Hot Chicken Cookbook: The Fiery History & Red-Hot Recipes of Nashville's Beloved Bird

$23
Author: Timothy Charles Davis

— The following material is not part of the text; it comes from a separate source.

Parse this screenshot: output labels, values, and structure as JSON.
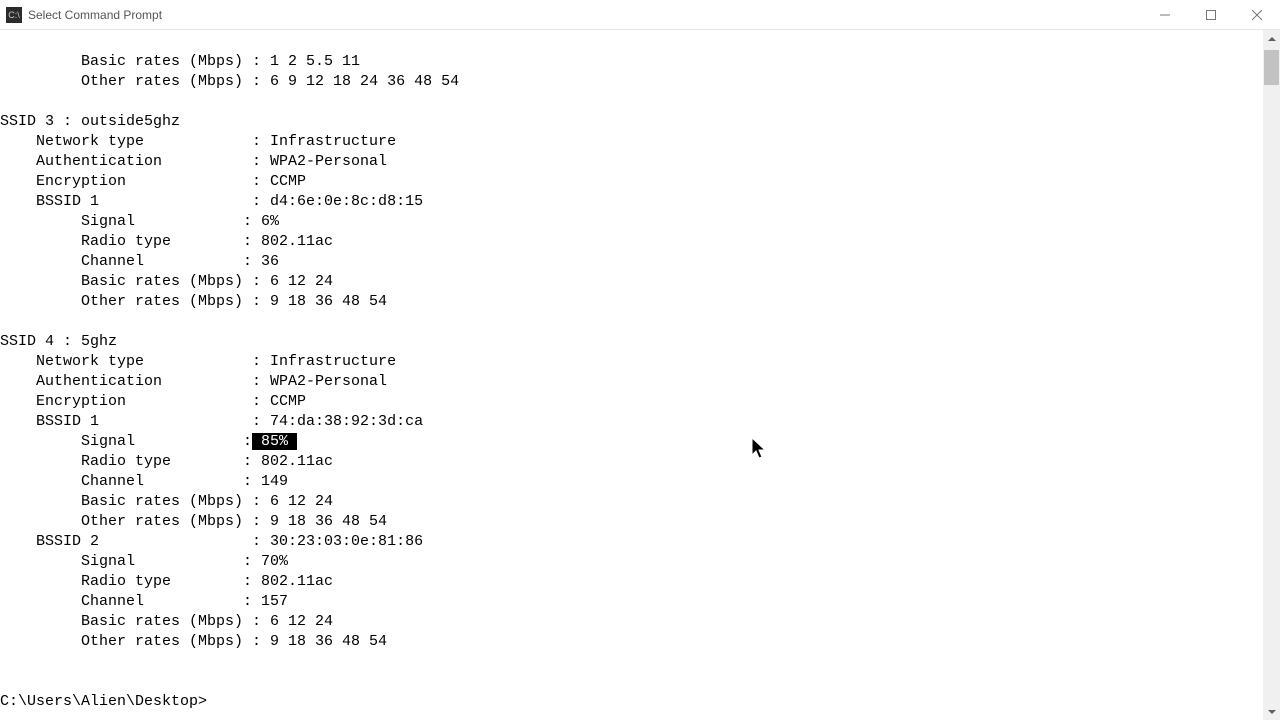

Nashville-style Hot Chicken is the Music City's claim to culinary fame. Entrenched in the city's history, but also fresh enough to contribute to Nashville's exploding national popularity as a creative urban scene, Hot Chicken is an addiction and a sweet, spicy salvation to those who've had it. In The Hot Chicken Cookbook, Timothy Davis, a chef, writer, and Nashville resident, traces the dish's origins back to the late 1930's at Prince's Hot Chicken Shack, a story of love gone wrong, and follows the trail to its white-hot buzz of today. For more perspective on devotion, he visits the Nashville Hot Chicken Festival and talks chicken with The Chew's Carla Hall, Food Network personality Andrew Zimmern, Yo La Tengo's Ira Kaplan, writer of "Return to Hot Chicken", Joe Kwan of the Avett Brothers, and other culinary luminaries like Edward Lee, Linton Hopkins, Sarah Gavigan, Steven Satterfield, and Hugh Acheson. Featuring over two-dozen recipes from the finest Hot Chicken restaurants in Nashville and beyond, The Hot Chicken Cookbook tells the tale of Music City's fiery bird going global to influence a world of chefs and eaters.

About the Author

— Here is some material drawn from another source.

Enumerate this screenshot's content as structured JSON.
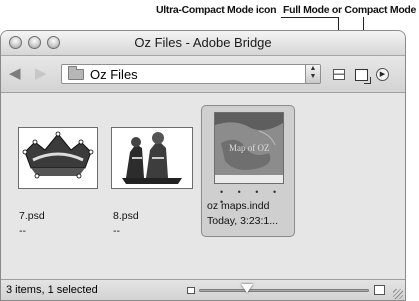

Davis, Timothy Charles: - Timothy Charles Davis has written for a host of outlets, including Saveur, the Christian Science Monitor, Gastronomica, Mother Jones, Salon.com, and The Oxford American. He is a former staff writer and food columnist at Creative Loafing in Charlotte, NC and Weekly Surge in Myrtle Beach, SC. He contributed as an associate editor for Gravy, the official magazine of the Southern Foodways Alliance, and was also a co-writer of The Southern Foodways Alliance Community Cookbook. He lives in Nashville, TN, where he's written for outlets including Nashville Scene, Nashville Lifestyles, and The East Nashvillian, and worked in more restaurant kitchens than he'd care to mention. He's a "hot, extra bread, extra pickles" kind of guy, sometimes dropping down to a "medium" for a few weeks in the interest of self-preservation.